Count, in the entries, the lines with "xaml". Answer with the number only.

-------------------------

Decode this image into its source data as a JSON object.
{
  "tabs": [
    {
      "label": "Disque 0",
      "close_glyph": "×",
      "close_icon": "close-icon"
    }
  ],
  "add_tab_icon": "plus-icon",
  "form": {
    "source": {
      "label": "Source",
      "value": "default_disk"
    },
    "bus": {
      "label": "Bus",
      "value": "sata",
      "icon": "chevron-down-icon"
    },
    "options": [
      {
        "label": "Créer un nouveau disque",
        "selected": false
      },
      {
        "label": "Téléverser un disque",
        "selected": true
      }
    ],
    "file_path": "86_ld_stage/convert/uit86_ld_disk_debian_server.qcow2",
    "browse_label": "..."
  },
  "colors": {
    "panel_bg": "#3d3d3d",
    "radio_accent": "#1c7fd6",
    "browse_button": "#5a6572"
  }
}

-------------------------

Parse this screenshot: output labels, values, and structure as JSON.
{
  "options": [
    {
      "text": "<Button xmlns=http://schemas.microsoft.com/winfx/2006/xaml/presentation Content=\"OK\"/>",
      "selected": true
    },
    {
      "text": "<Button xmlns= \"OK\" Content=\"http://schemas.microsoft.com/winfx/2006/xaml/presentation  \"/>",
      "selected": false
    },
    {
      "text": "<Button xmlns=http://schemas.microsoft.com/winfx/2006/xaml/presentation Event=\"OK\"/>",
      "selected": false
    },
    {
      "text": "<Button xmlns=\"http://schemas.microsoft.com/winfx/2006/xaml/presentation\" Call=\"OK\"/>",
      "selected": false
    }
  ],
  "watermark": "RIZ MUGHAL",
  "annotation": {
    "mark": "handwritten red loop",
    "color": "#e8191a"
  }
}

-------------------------

> [SOLUTION FOR THIS TASK]:
4